4 August 2017
Only a few years ago the Tory government of Cameron and Osborne recognised that the UK economy would benefit from allowing the industrial centres of the North of England greater autonomy and paid us the compliment of calling us the ‘Northern Powerhouse’. The Government’s intention was to devolve a number of combined authorities, each with its own elected mayor. Five of these, Greater Manchester, Tees Valley, the Leeds city region, the Liverpool city region and the Sheffield city region are in the North of England. A financial incentive was offered to each region; in Sheffield’s case it was £900m paid over 30 years.
As with most political projects the process of setting up these regions has not been plain sailing. Greater Manchester was the first to be established but the Leeds project was delayed by political squabbles and power struggles over which towns and cities should be included in the region and how that would affect the respective opportunities of the Conservative and Labour Parties of having their own candidate elected. Leeds, now known as West Yorkshire, has nevertheless proceeded. Sheffield, probably better termed South Yorkshire, is still held up by political wrangling.
In October 2015 the Sheffield city region became the second combined authority to sign a devolution deal with the then chancellor, George Osborne, but subsequently the mayoral elections were postponed due to the failure to settle the issue over the inclusion of Chesterfield and Bassetlaw in the Sheffield City Region. A High Court judge ruled that there had been insufficient consultation with the local people over South Yorkshire’s plans to annex parts of Derbyshire and Nottinghamshire. This is where the issues of local identity really started to play a part. Ultimately the local governments of North Derbyshire and North Nottinghamshire decided that their electorate did not want to be part of South Yorkshire and pulled out. However regrettable, though understandable, their decision may have been, it did at least simplify the issue and should have left the way clear for South Yorkshire to continue alone, bringing its major towns, Sheffield, Rotherham, Barnsley and Doncaster together into one devolved region. But it seems that regional identity can be fragmented into ever smaller packages. Views have been expressed that the independent-minded people of Doncaster and Barnsley are reluctant to become part of ‘Greater Sheffield’, but of course it is suspected that the underlying agenda is the reluctance of local political leaders to cede any of their authority to a regional mayor. So the intervention of Caroline Flint, Labour MP for the Don Valley, with her proposal that a Yorkshire-wide deal should be explored was a welcome distraction for those seeking to thwart the deal. Ms Flint said “Maybe there is a regional way to bring the whole of Yorkshire and the Humber together because if we were given the powers through devolution I think we could do a great job. With five million people it would be amazing the things we could do. There is nothing stronger than the Yorkshire brand – it’s one of the best things we have to promote our region.”

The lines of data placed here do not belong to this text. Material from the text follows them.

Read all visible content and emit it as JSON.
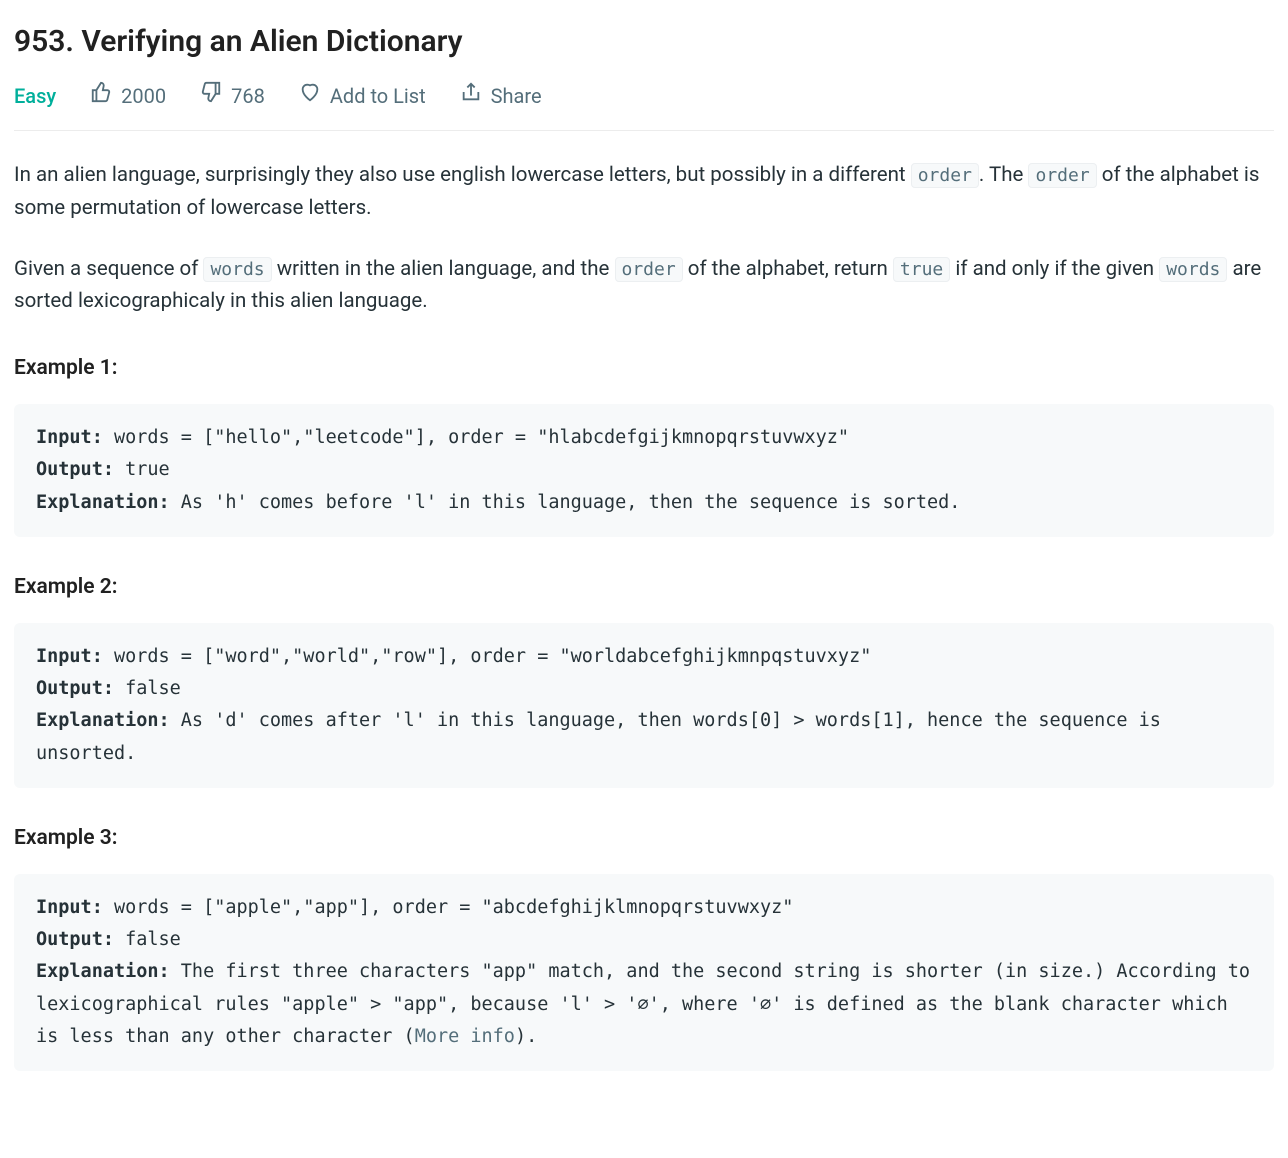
{
  "title": "953. Verifying an Alien Dictionary",
  "meta": {
    "difficulty": "Easy",
    "likes": "2000",
    "dislikes": "768",
    "add_to_list": "Add to List",
    "share": "Share"
  },
  "description": {
    "p1_a": "In an alien language, surprisingly they also use english lowercase letters, but possibly in a different ",
    "code1": "order",
    "p1_b": ". The ",
    "code2": "order",
    "p1_c": " of the alphabet is some permutation of lowercase letters.",
    "p2_a": "Given a sequence of ",
    "code3": "words",
    "p2_b": " written in the alien language, and the ",
    "code4": "order",
    "p2_c": " of the alphabet, return ",
    "code5": "true",
    "p2_d": " if and only if the given ",
    "code6": "words",
    "p2_e": " are sorted lexicographicaly in this alien language."
  },
  "labels": {
    "input": "Input:",
    "output": "Output:",
    "explanation": "Explanation:"
  },
  "examples": [
    {
      "heading": "Example 1:",
      "input": " words = [\"hello\",\"leetcode\"], order = \"hlabcdefgijkmnopqrstuvwxyz\"",
      "output": " true",
      "explanation": " As 'h' comes before 'l' in this language, then the sequence is sorted."
    },
    {
      "heading": "Example 2:",
      "input": " words = [\"word\",\"world\",\"row\"], order = \"worldabcefghijkmnpqstuvxyz\"",
      "output": " false",
      "explanation": " As 'd' comes after 'l' in this language, then words[0] > words[1], hence the sequence is unsorted."
    },
    {
      "heading": "Example 3:",
      "input": " words = [\"apple\",\"app\"], order = \"abcdefghijklmnopqrstuvwxyz\"",
      "output": " false",
      "explanation_a": " The first three characters \"app\" match, and the second string is shorter (in size.) According to lexicographical rules \"apple\" > \"app\", because 'l' > '∅', where '∅' is defined as the blank character which is less than any other character (",
      "link_text": "More info",
      "explanation_b": ")."
    }
  ]
}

Caroline Flint’s proposal has also been looked on favourably by Conservative MPs and councillors in Yorkshire but for different reasons. They believe that the inclusion of North Yorkshire in the region would give them a better chance of winning a mayoral election. So the question of regional identity is very susceptible to being diverted to serve the electoral needs of local politicians.

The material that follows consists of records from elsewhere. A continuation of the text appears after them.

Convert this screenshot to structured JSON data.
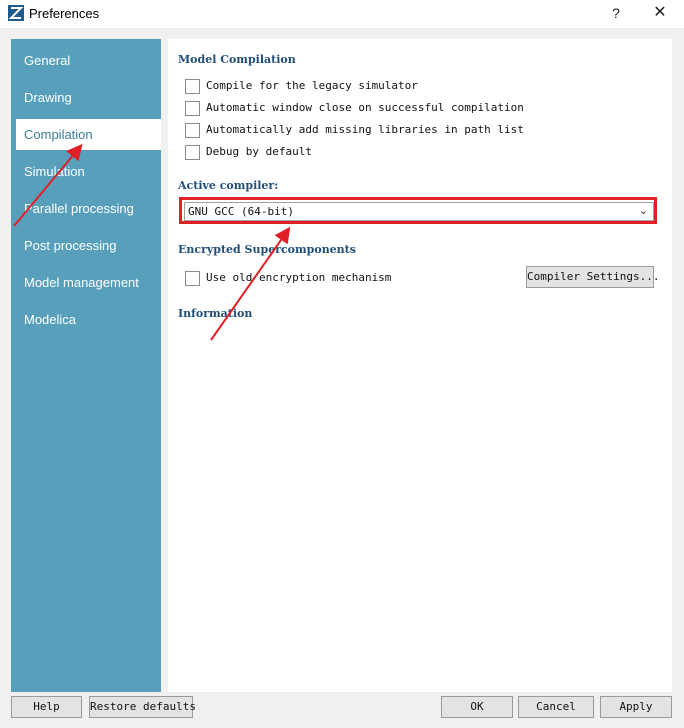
{
  "window": {
    "title": "Preferences",
    "help_glyph": "?",
    "close_glyph": "✕"
  },
  "sidebar": {
    "items": [
      {
        "label": "General",
        "active": false
      },
      {
        "label": "Drawing",
        "active": false
      },
      {
        "label": "Compilation",
        "active": true
      },
      {
        "label": "Simulation",
        "active": false
      },
      {
        "label": "Parallel processing",
        "active": false
      },
      {
        "label": "Post processing",
        "active": false
      },
      {
        "label": "Model management",
        "active": false
      },
      {
        "label": "Modelica",
        "active": false
      }
    ]
  },
  "main": {
    "model_compilation_title": "Model Compilation",
    "options": [
      {
        "label": "Compile for the legacy simulator",
        "checked": false
      },
      {
        "label": "Automatic window close on successful compilation",
        "checked": false
      },
      {
        "label": "Automatically add missing libraries in path list",
        "checked": false
      },
      {
        "label": "Debug by default",
        "checked": false
      }
    ],
    "active_compiler_label": "Active compiler:",
    "active_compiler_value": "GNU GCC (64-bit)",
    "encrypted_title": "Encrypted Supercomponents",
    "encryption_option": {
      "label": "Use old encryption mechanism",
      "checked": false
    },
    "compiler_settings_label": "Compiler Settings...",
    "information_title": "Information"
  },
  "footer": {
    "help": "Help",
    "restore_defaults": "Restore defaults",
    "ok": "OK",
    "cancel": "Cancel",
    "apply": "Apply"
  },
  "colors": {
    "sidebar": "#579fba",
    "highlight": "#e02026",
    "section_title": "#1f4e79"
  },
  "icons": {
    "app": "app-logo-icon",
    "dropdown": "chevron-down-icon"
  }
}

Now the leaders of Barnsley and Doncaster have stated that they will not approve the South Yorkshire Deal – and its £900m subsidy until the idea of a whole-of –Yorkshire devolution project has been fully explored. This has to be a red herring. West Yorkshire, with its strong Labour Party leanings, has already rejected the proposal and has now effected its own arrangement, and the Government has made it clear that no such deal is on offer. So the only purpose in exploring it can be to delay or undermine the South Yorkshire option.

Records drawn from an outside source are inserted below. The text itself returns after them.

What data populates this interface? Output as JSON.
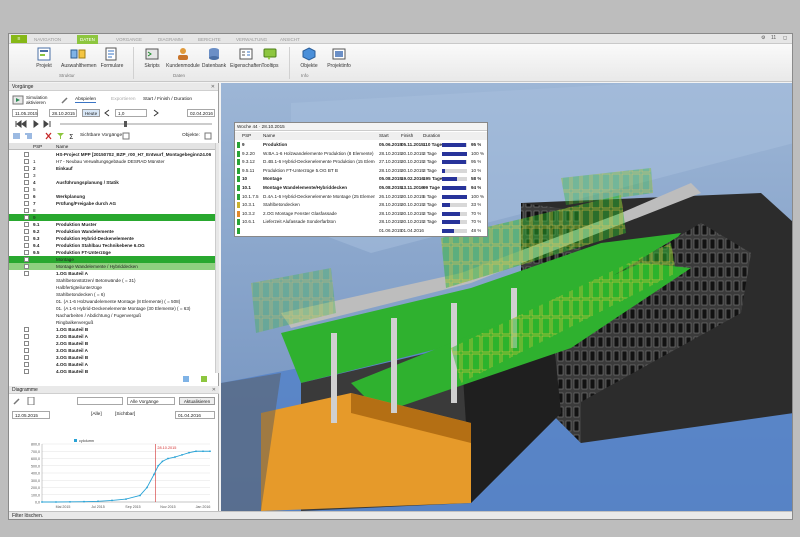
{
  "ribbon": {
    "app_button": "≡",
    "tabs": [
      "NAVIGATION",
      "DATEN",
      "VORGANGE",
      "DIAGRAMM",
      "BERICHTE",
      "VERWALTUNG",
      "ANSICHT"
    ],
    "active_tab": "DATEN",
    "right_items": [
      "⚙",
      "11",
      "◻"
    ],
    "buttons": [
      {
        "label": "Projekt",
        "icon": "project-icon"
      },
      {
        "label": "Auswahlthemen",
        "icon": "selection-themes-icon"
      },
      {
        "label": "Formulare",
        "icon": "forms-icon"
      },
      {
        "label": "Skripts",
        "icon": "scripts-icon"
      },
      {
        "label": "Kundenmodule",
        "icon": "customer-modules-icon"
      },
      {
        "label": "Datenbank",
        "icon": "database-icon"
      },
      {
        "label": "Eigenschaften",
        "icon": "properties-icon"
      },
      {
        "label": "Tooltips",
        "icon": "tooltips-icon"
      },
      {
        "label": "Objekte",
        "icon": "objects-icon"
      },
      {
        "label": "Projektinfo",
        "icon": "project-info-icon"
      }
    ],
    "groups": [
      "Struktur",
      "Daten",
      "Info"
    ]
  },
  "vorgaenge_panel": {
    "title": "Vorgänge",
    "simulate_label": "Simulation aktivieren",
    "tabs": [
      "Abspielen",
      "Exportieren",
      "Start / Finish / Duration"
    ],
    "date_start": "11.05.2015",
    "date_current": "28.10.2015",
    "today_button": "Heute",
    "speed_value": "1,0",
    "date_end": "02.04.2016",
    "visible_label": "Sichtbare Vorgänge:",
    "objects_label": "Objekte:",
    "columns": [
      "PSP",
      "Name"
    ],
    "rows": [
      {
        "psp": "",
        "name": "HS-Project MPP [20150702_BZP_r00_H7_Entwurf_Montagebeginn24.06",
        "style": "b",
        "exp": true
      },
      {
        "psp": "1",
        "name": "H7 - Neubau Verwaltungsgebäude DESRAD Münster",
        "style": "",
        "exp": true
      },
      {
        "psp": "2",
        "name": "Einkauf",
        "style": "b",
        "exp": true
      },
      {
        "psp": "3",
        "name": "",
        "style": "",
        "exp": true
      },
      {
        "psp": "4",
        "name": "Ausführungsplanung / Statik",
        "style": "b",
        "exp": true
      },
      {
        "psp": "5",
        "name": "",
        "style": "",
        "exp": true
      },
      {
        "psp": "6",
        "name": "Werkplanung",
        "style": "b",
        "exp": true
      },
      {
        "psp": "7",
        "name": "Prüfung/Freigabe durch AG",
        "style": "b",
        "exp": true
      },
      {
        "psp": "8",
        "name": "",
        "style": "",
        "exp": true
      },
      {
        "psp": "9",
        "name": "",
        "style": "g",
        "exp": true
      },
      {
        "psp": "9.1",
        "name": "Produktion Muster",
        "style": "b",
        "exp": true
      },
      {
        "psp": "9.2",
        "name": "Produktion Wandelemente",
        "style": "b",
        "exp": true
      },
      {
        "psp": "9.3",
        "name": "Produktion Hybrid-Deckenelemente",
        "style": "b",
        "exp": true
      },
      {
        "psp": "9.4",
        "name": "Produktion Stahlbau Technikebene 6.OG",
        "style": "b",
        "exp": true
      },
      {
        "psp": "9.5",
        "name": "Produktion FT-Unterzüge",
        "style": "b",
        "exp": true
      },
      {
        "psp": "",
        "name": "Montage",
        "style": "g",
        "exp": true
      },
      {
        "psp": "",
        "name": "Montage Wandelemente / Hybriddecken",
        "style": "gl",
        "exp": true
      },
      {
        "psp": "",
        "name": "1.OG Bauteil A",
        "style": "b",
        "exp": true
      },
      {
        "psp": "",
        "name": "Stahlbetonstützen/ Betonwände ( = 31)",
        "style": "",
        "exp": false
      },
      {
        "psp": "",
        "name": "Halbfertigteilunterzüge",
        "style": "",
        "exp": false
      },
      {
        "psp": "",
        "name": "Stahlbetondecken ( = 6)",
        "style": "",
        "exp": false
      },
      {
        "psp": "",
        "name": "01. (A 1-6 Holzwandelemente Montage (8 Elemente) ( = 508)",
        "style": "",
        "exp": false
      },
      {
        "psp": "",
        "name": "01. (A 1-6 Hybrid-Deckenelemente Montage (30 Elemente) ( = 63)",
        "style": "",
        "exp": false
      },
      {
        "psp": "",
        "name": "Nacharbeiten / Abdichtung / Fugenverguß",
        "style": "",
        "exp": false
      },
      {
        "psp": "",
        "name": "Ringbalkenverguß",
        "style": "",
        "exp": false
      },
      {
        "psp": "",
        "name": "1.OG Bauteil B",
        "style": "b",
        "exp": true
      },
      {
        "psp": "",
        "name": "2.OG Bauteil A",
        "style": "b",
        "exp": true
      },
      {
        "psp": "",
        "name": "2.OG Bauteil B",
        "style": "b",
        "exp": true
      },
      {
        "psp": "",
        "name": "3.OG Bauteil A",
        "style": "b",
        "exp": true
      },
      {
        "psp": "",
        "name": "3.OG Bauteil B",
        "style": "b",
        "exp": true
      },
      {
        "psp": "",
        "name": "4.OG Bauteil A",
        "style": "b",
        "exp": true
      },
      {
        "psp": "",
        "name": "4.OG Bauteil B",
        "style": "b",
        "exp": true
      }
    ]
  },
  "diagramme_panel": {
    "title": "Diagramme",
    "filter_value": "Alle Vorgänge",
    "refresh_button": "Aktualisieren",
    "date_from": "12.05.2015",
    "all_label": "[Alle]",
    "visible_label": "[Sichtbar]",
    "date_to": "01.04.2016"
  },
  "chart_data": {
    "type": "line",
    "legend": [
      "cylolumn"
    ],
    "x": [
      "Mai 2015",
      "Jul 2015",
      "Sep 2015",
      "Nov 2015",
      "Jan 2016"
    ],
    "y_ticks": [
      "0,0",
      "100,0",
      "200,0",
      "300,0",
      "400,0",
      "500,0",
      "600,0",
      "700,0",
      "800,0"
    ],
    "ylim": [
      0,
      800
    ],
    "marker_label": "28.10.2015",
    "series": [
      {
        "name": "cylolumn",
        "values": [
          [
            0,
            0
          ],
          [
            1,
            0
          ],
          [
            2,
            2
          ],
          [
            3,
            5
          ],
          [
            4,
            10
          ],
          [
            5,
            22
          ],
          [
            6,
            40
          ],
          [
            7,
            90
          ],
          [
            7.5,
            200
          ],
          [
            8,
            380
          ],
          [
            8.3,
            500
          ],
          [
            8.6,
            560
          ],
          [
            9,
            600
          ],
          [
            9.5,
            620
          ],
          [
            10,
            650
          ],
          [
            10.5,
            680
          ],
          [
            11,
            700
          ],
          [
            11.5,
            700
          ],
          [
            12,
            700
          ]
        ]
      }
    ],
    "x_range": [
      0,
      12
    ]
  },
  "overlay": {
    "title": "Woche 44 · 28.10.2015",
    "columns": [
      "PSP",
      "Name",
      "Start",
      "Finish",
      "Duration"
    ],
    "rows": [
      {
        "psp": "9",
        "name": "Produktion",
        "start": "05.06.2015",
        "finish": "05.11.2015",
        "duration": "110 Tage",
        "pct": "95 %",
        "frac": 0.95,
        "color": "#2aa336",
        "bold": true
      },
      {
        "psp": "9.2.20",
        "name": "W.BA.1-6 Holzwandelemente Produktion (8 Elemente)",
        "start": "28.10.2015",
        "finish": "30.10.2015",
        "duration": "3 Tage",
        "pct": "100 %",
        "frac": 1,
        "color": "#2aa336",
        "bold": false
      },
      {
        "psp": "9.3.12",
        "name": "D.4B.1-6 Hybrid-Deckenelemente Produktion (15 Elemente)",
        "start": "27.10.2015",
        "finish": "30.10.2015",
        "duration": "3 Tage",
        "pct": "95 %",
        "frac": 0.95,
        "color": "#2aa336",
        "bold": false
      },
      {
        "psp": "9.5.11",
        "name": "Produktion FT-Unterzüge 5.OG BT B",
        "start": "28.10.2015",
        "finish": "30.10.2015",
        "duration": "3 Tage",
        "pct": "10 %",
        "frac": 0.1,
        "color": "#2aa336",
        "bold": false
      },
      {
        "psp": "10",
        "name": "Montage",
        "start": "05.08.2015",
        "finish": "19.02.2016",
        "duration": "195 Tage",
        "pct": "58 %",
        "frac": 0.58,
        "color": "#2aa336",
        "bold": true
      },
      {
        "psp": "10.1",
        "name": "Montage Wandelemente/Hybriddecken",
        "start": "05.08.2015",
        "finish": "13.11.2016",
        "duration": "99 Tage",
        "pct": "94 %",
        "frac": 0.94,
        "color": "#2aa336",
        "bold": true
      },
      {
        "psp": "10.1.7.5",
        "name": "D.4A.1-6 Hybrid-Deckenelemente Montage (25 Elemente)",
        "start": "26.10.2015",
        "finish": "30.10.2015",
        "duration": "5 Tage",
        "pct": "100 %",
        "frac": 1,
        "color": "#2aa336",
        "bold": false
      },
      {
        "psp": "10.3.1",
        "name": "Stahlbetondecken",
        "start": "28.10.2015",
        "finish": "30.10.2015",
        "duration": "3 Tage",
        "pct": "33 %",
        "frac": 0.33,
        "color": "#c8b230",
        "bold": false
      },
      {
        "psp": "10.3.2",
        "name": "2.OG Montage Fenster Glasfassade",
        "start": "28.10.2015",
        "finish": "30.10.2015",
        "duration": "3 Tage",
        "pct": "70 %",
        "frac": 0.7,
        "color": "#e2892b",
        "bold": false
      },
      {
        "psp": "10.6.1",
        "name": "Lieferzeit Alufassade Sonderfarbton",
        "start": "28.10.2015",
        "finish": "30.10.2015",
        "duration": "3 Tage",
        "pct": "70 %",
        "frac": 0.7,
        "color": "#2aa336",
        "bold": false
      },
      {
        "psp": "",
        "name": "",
        "start": "01.06.2015",
        "finish": "01.04.2016",
        "duration": "",
        "pct": "48 %",
        "frac": 0.48,
        "color": "#2aa336",
        "bold": false
      }
    ]
  },
  "view": {
    "home_label": "home"
  },
  "status_text": "Filter löschen."
}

South Yorkshire is a great place to work and to do business but it’s not just about Sheffield. Major international companies are increasingly recognising our skill base. The Advanced Manufacturing Park (actually in Rotherham) has already attracted Rolls-Royce and will soon welcome Boeing and McLaren. Our airport (in Doncaster) is expanding and introducing new routes, and we can at last look forward to our high-speed rail link to London. £900 million pounds may not be a lot of money – a good deal less than the Conservative Party’s incentive for Northern Ireland – but it could do a great deal as seed corn for the further development of our region. We should not allow a few politicians to prioritise their own ambitions, or even their sense of local identity, over the prosperity of local people.
To read more about this subject and to hear the opinions of local business people represented by Sheffield Chamber of Commerce click here. If you have any questions with regard to this blog, please contact me.